Hey senators, N.C. also has a busy port
U.S. Sens. Richard Burr and Kay Hagan are co-sponsoring a bill that would designate U.S. 64 and U.S. 17 between Raleigh and Norfolk, Va., as a future interstate highway.
In doing so, they cited the need to improve access between Raleigh and “the busy port of Hampton Roads.”
This is great news for eastern North Carolina, not to mention the port of another state, but a similar effort is needed for U.S. 74 between our state’s largest city and its largest port.
Digital Access for only $0.99
For the most comprehensive local coverage, subscribe today.
I have written to each senator asking about the prospects of a bill designating U.S. 74 as an interstate highway along our southern border. Surprisingly, neither has responded.
Tracy M. Hamm
Americans who support ISIS
should be treated as traitors
Treason (noun): The betrayal of one’s own country by waging war against it or by consciously and purposefully acting to aid its enemies.
Americans who support ISIS and al-Qaeda should be tried for treason.
Pending trial, their passports should be confiscated.
Lots of questions about who’s funding ISIL, but few answers
Watching the Pentagon briefing Tuesday, the general kept repeating that ISIL is very well funded.
As a Vietnam War veteran I know that you cannot mount or sustain any war without funding and a supply line.

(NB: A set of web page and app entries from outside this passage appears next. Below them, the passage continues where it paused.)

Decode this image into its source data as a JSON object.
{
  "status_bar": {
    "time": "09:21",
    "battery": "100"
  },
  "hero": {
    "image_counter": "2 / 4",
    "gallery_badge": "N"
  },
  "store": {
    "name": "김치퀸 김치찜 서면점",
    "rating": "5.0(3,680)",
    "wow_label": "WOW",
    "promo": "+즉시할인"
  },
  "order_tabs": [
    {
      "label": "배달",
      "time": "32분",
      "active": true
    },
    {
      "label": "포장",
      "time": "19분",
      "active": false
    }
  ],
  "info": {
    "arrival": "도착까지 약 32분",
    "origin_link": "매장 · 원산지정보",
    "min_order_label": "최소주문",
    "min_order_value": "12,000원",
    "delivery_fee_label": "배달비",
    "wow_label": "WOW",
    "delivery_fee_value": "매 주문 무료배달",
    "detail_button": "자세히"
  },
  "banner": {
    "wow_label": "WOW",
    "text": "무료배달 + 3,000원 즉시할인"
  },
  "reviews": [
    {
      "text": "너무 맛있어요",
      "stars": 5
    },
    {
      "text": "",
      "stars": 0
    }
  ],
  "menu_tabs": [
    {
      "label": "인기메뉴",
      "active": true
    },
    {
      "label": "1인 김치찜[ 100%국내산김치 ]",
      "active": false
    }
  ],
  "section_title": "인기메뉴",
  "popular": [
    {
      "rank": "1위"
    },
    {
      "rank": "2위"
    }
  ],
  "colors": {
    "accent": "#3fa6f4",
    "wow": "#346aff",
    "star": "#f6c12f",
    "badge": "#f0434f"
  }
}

I understand we’re bombing ISIL’s supply line, but what’s being done about their funding? Who’s funding them, and why can’t we cut it off? If their funding is from oil, who is buying it?
We need answers.
Michael L. Moore
In response to “Hagan’s impact muted by stalemate” (Sept. 21):
Article on Sen. Hagan read
like an endorsement to me
Sunday’s front page article on Sen. Kay Hagan was a blatant endorsement and belonged on the editorial page.
The Observer has vilified attempts by the governor and the N.C. legislature to bring fiscal sanity to the state.
In response to “These ads don’t add up” (Sept. 23 Viewpoint):
Ad money would be better spent educating N.C. students
Ned Barnett suggests contributions to teachers’ pensions, health funds and salary adjustments do not directly affect students’ school experience.
How convenient for his argument that he defines a student’s school experience without reference to the very educators who are tasked with being their learner leaders.
Talk about fuzzy calculations! That attitude has contributed to the mass exodus of educators from our state.
Perhaps Thom Tillis and Kay Hagan will stop flooding our airways with silly ads designed to advance their careers and simply contribute the millions to the education of our students.
I won’t hold my breath.
In response to “CMS aims to help students start well” (Sept. 22):
Want more takers? Offer a better breakfast to all
The writer is a CMS student.
A lot of students would rather skip breakfast than eat a soggy, flattened “muffin.”
With a more appealing breakfast selection, like that being tested in the three elementary schools, students might actually want to eat at school.
Instituting a better breakfast program district-wide would allow all to enjoy the benefits of an appealing school breakfast program.
Nagging issues remain in
CMS free breakfast program
To me, a low participation rate in the free breakfast program just means most parents prefer to feed their kids at home where they can choose the meal and see what is eaten.
And, do parents who feed at home have a way to tell the school not to feed their kids a second breakfast?
If not, these kids could be tempted to eat a second “dessert” breakfast consisting of, say, chocolate milk, fruit juice and a muffin – all listed menu items.
We would just be helping to fatten these kids up some more.